→ Your task
Counting task for the data below: how many lines hold the word "heading"? Answer with the number only.

━━━━━ Data for analysis ━━━━━

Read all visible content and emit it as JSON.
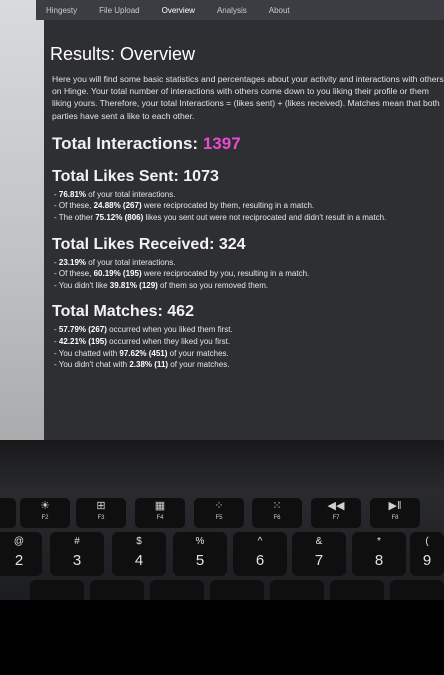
{
  "nav": {
    "items": [
      "Hingesty",
      "File Upload",
      "Overview",
      "Analysis",
      "About"
    ],
    "active_index": 2
  },
  "page": {
    "title": "Results: Overview",
    "intro": "Here you will find some basic statistics and percentages about your activity and interactions with others on Hinge. Your total number of interactions with others come down to you liking their profile or them liking yours. Therefore, your total Interactions = (likes sent) + (likes received). Matches mean that both parties have sent a like to each other.",
    "total_interactions_label": "Total Interactions:",
    "total_interactions_value": "1397",
    "sections": [
      {
        "heading": "Total Likes Sent: 1073",
        "bullets": [
          {
            "pre": "- ",
            "bold": "76.81%",
            "post": " of your total interactions."
          },
          {
            "pre": "- Of these, ",
            "bold": "24.88% (267)",
            "post": " were reciprocated by them, resulting in a match."
          },
          {
            "pre": "- The other ",
            "bold": "75.12% (806)",
            "post": " likes you sent out were not reciprocated and didn't result in a match."
          }
        ]
      },
      {
        "heading": "Total Likes Received: 324",
        "bullets": [
          {
            "pre": "- ",
            "bold": "23.19%",
            "post": " of your total interactions."
          },
          {
            "pre": "- Of these, ",
            "bold": "60.19% (195)",
            "post": " were reciprocated by you, resulting in a match."
          },
          {
            "pre": "- You didn't like ",
            "bold": "39.81% (129)",
            "post": " of them so you removed them."
          }
        ]
      },
      {
        "heading": "Total Matches: 462",
        "bullets": [
          {
            "pre": "- ",
            "bold": "57.79% (267)",
            "post": " occurred when you liked them first."
          },
          {
            "pre": "- ",
            "bold": "42.21% (195)",
            "post": " occurred when they liked you first."
          },
          {
            "pre": "- You chatted with ",
            "bold": "97.62% (451)",
            "post": " of your matches."
          },
          {
            "pre": "- You didn't chat with ",
            "bold": "2.38% (11)",
            "post": " of your matches."
          }
        ]
      }
    ]
  },
  "keyboard": {
    "fkeys": [
      {
        "icon": "☀",
        "label": "F2"
      },
      {
        "icon": "⊞",
        "label": "F3"
      },
      {
        "icon": "▦",
        "label": "F4"
      },
      {
        "icon": "⁘",
        "label": "F5"
      },
      {
        "icon": "⁙",
        "label": "F6"
      },
      {
        "icon": "◀◀",
        "label": "F7"
      },
      {
        "icon": "▶ǁ",
        "label": "F8"
      }
    ],
    "number_keys": [
      {
        "sym": "@",
        "dig": "2"
      },
      {
        "sym": "#",
        "dig": "3"
      },
      {
        "sym": "$",
        "dig": "4"
      },
      {
        "sym": "%",
        "dig": "5"
      },
      {
        "sym": "^",
        "dig": "6"
      },
      {
        "sym": "&",
        "dig": "7"
      },
      {
        "sym": "*",
        "dig": "8"
      },
      {
        "sym": "(",
        "dig": "9"
      }
    ]
  }
}
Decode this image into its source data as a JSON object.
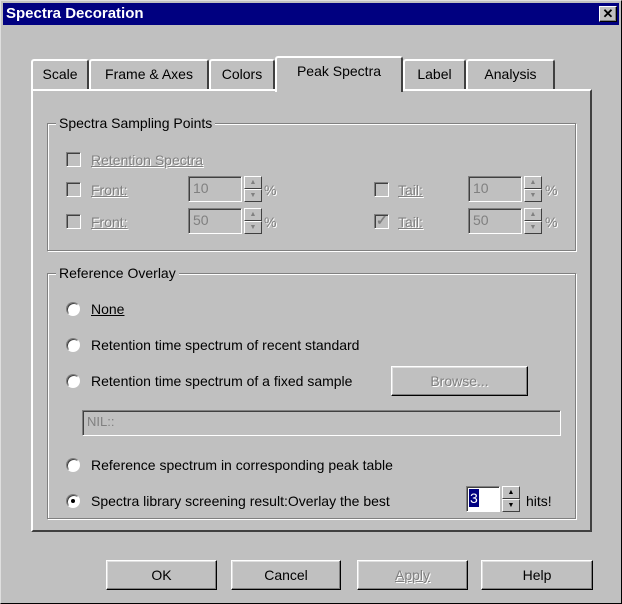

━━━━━

→ Written answer
3